=== Begin Enclosure ===
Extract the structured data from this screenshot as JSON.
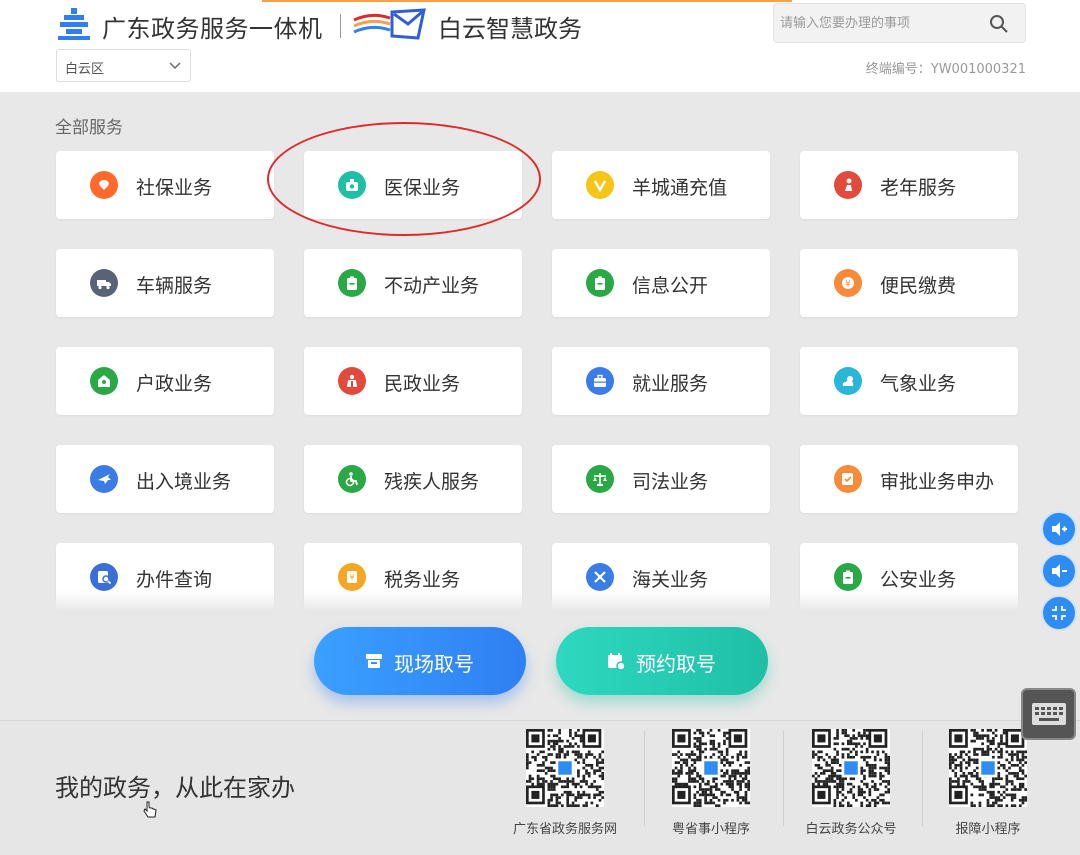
{
  "header": {
    "title": "广东政务服务一体机",
    "subtitle": "白云智慧政务",
    "search_placeholder": "请输入您要办理的事项",
    "district": "白云区",
    "terminal": "终端编号：YW001000321"
  },
  "section_label": "全部服务",
  "services": [
    {
      "label": "社保业务",
      "icon": "shebao-icon",
      "color": "#ff6a2c"
    },
    {
      "label": "医保业务",
      "icon": "yibao-icon",
      "color": "#1fbfa6"
    },
    {
      "label": "羊城通充值",
      "icon": "yangchengtong-icon",
      "color": "#f5c518"
    },
    {
      "label": "老年服务",
      "icon": "elderly-icon",
      "color": "#e24a3b"
    },
    {
      "label": "车辆服务",
      "icon": "vehicle-icon",
      "color": "#5a6278"
    },
    {
      "label": "不动产业务",
      "icon": "clipboard-icon",
      "color": "#2aa845"
    },
    {
      "label": "信息公开",
      "icon": "clipboard-icon",
      "color": "#2aa845"
    },
    {
      "label": "便民缴费",
      "icon": "payment-icon",
      "color": "#f78b3a"
    },
    {
      "label": "户政业务",
      "icon": "household-icon",
      "color": "#2aa845"
    },
    {
      "label": "民政业务",
      "icon": "civil-affairs-icon",
      "color": "#e24a3b"
    },
    {
      "label": "就业服务",
      "icon": "briefcase-icon",
      "color": "#3b7de6"
    },
    {
      "label": "气象业务",
      "icon": "weather-icon",
      "color": "#29b6d8"
    },
    {
      "label": "出入境业务",
      "icon": "airplane-icon",
      "color": "#3b7de6"
    },
    {
      "label": "残疾人服务",
      "icon": "wheelchair-icon",
      "color": "#2aa845"
    },
    {
      "label": "司法业务",
      "icon": "scales-icon",
      "color": "#2aa845"
    },
    {
      "label": "审批业务申办",
      "icon": "approval-icon",
      "color": "#f78b3a"
    },
    {
      "label": "办件查询",
      "icon": "query-icon",
      "color": "#3b6fd6"
    },
    {
      "label": "税务业务",
      "icon": "tax-icon",
      "color": "#f5a623"
    },
    {
      "label": "海关业务",
      "icon": "customs-icon",
      "color": "#3b7de6"
    },
    {
      "label": "公安业务",
      "icon": "police-icon",
      "color": "#2aa845"
    }
  ],
  "buttons": {
    "onsite": "现场取号",
    "appointment": "预约取号"
  },
  "footer": {
    "slogan": "我的政务，从此在家办",
    "qrcodes": [
      {
        "caption": "广东省政务服务网"
      },
      {
        "caption": "粤省事小程序"
      },
      {
        "caption": "白云政务公众号"
      },
      {
        "caption": "报障小程序"
      }
    ]
  }
}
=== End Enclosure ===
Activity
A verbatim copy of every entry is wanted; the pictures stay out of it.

Answer area
Extract the structured data from this screenshot as JSON.
{
  "header": {
    "title": "广东政务服务一体机",
    "subtitle": "白云智慧政务",
    "search_placeholder": "请输入您要办理的事项",
    "district": "白云区",
    "terminal": "终端编号：YW001000321"
  },
  "section_label": "全部服务",
  "services": [
    {
      "label": "社保业务",
      "icon": "shebao-icon",
      "color": "#ff6a2c"
    },
    {
      "label": "医保业务",
      "icon": "yibao-icon",
      "color": "#1fbfa6"
    },
    {
      "label": "羊城通充值",
      "icon": "yangchengtong-icon",
      "color": "#f5c518"
    },
    {
      "label": "老年服务",
      "icon": "elderly-icon",
      "color": "#e24a3b"
    },
    {
      "label": "车辆服务",
      "icon": "vehicle-icon",
      "color": "#5a6278"
    },
    {
      "label": "不动产业务",
      "icon": "clipboard-icon",
      "color": "#2aa845"
    },
    {
      "label": "信息公开",
      "icon": "clipboard-icon",
      "color": "#2aa845"
    },
    {
      "label": "便民缴费",
      "icon": "payment-icon",
      "color": "#f78b3a"
    },
    {
      "label": "户政业务",
      "icon": "household-icon",
      "color": "#2aa845"
    },
    {
      "label": "民政业务",
      "icon": "civil-affairs-icon",
      "color": "#e24a3b"
    },
    {
      "label": "就业服务",
      "icon": "briefcase-icon",
      "color": "#3b7de6"
    },
    {
      "label": "气象业务",
      "icon": "weather-icon",
      "color": "#29b6d8"
    },
    {
      "label": "出入境业务",
      "icon": "airplane-icon",
      "color": "#3b7de6"
    },
    {
      "label": "残疾人服务",
      "icon": "wheelchair-icon",
      "color": "#2aa845"
    },
    {
      "label": "司法业务",
      "icon": "scales-icon",
      "color": "#2aa845"
    },
    {
      "label": "审批业务申办",
      "icon": "approval-icon",
      "color": "#f78b3a"
    },
    {
      "label": "办件查询",
      "icon": "query-icon",
      "color": "#3b6fd6"
    },
    {
      "label": "税务业务",
      "icon": "tax-icon",
      "color": "#f5a623"
    },
    {
      "label": "海关业务",
      "icon": "customs-icon",
      "color": "#3b7de6"
    },
    {
      "label": "公安业务",
      "icon": "police-icon",
      "color": "#2aa845"
    }
  ],
  "buttons": {
    "onsite": "现场取号",
    "appointment": "预约取号"
  },
  "footer": {
    "slogan": "我的政务，从此在家办",
    "qrcodes": [
      {
        "caption": "广东省政务服务网"
      },
      {
        "caption": "粤省事小程序"
      },
      {
        "caption": "白云政务公众号"
      },
      {
        "caption": "报障小程序"
      }
    ]
  }
}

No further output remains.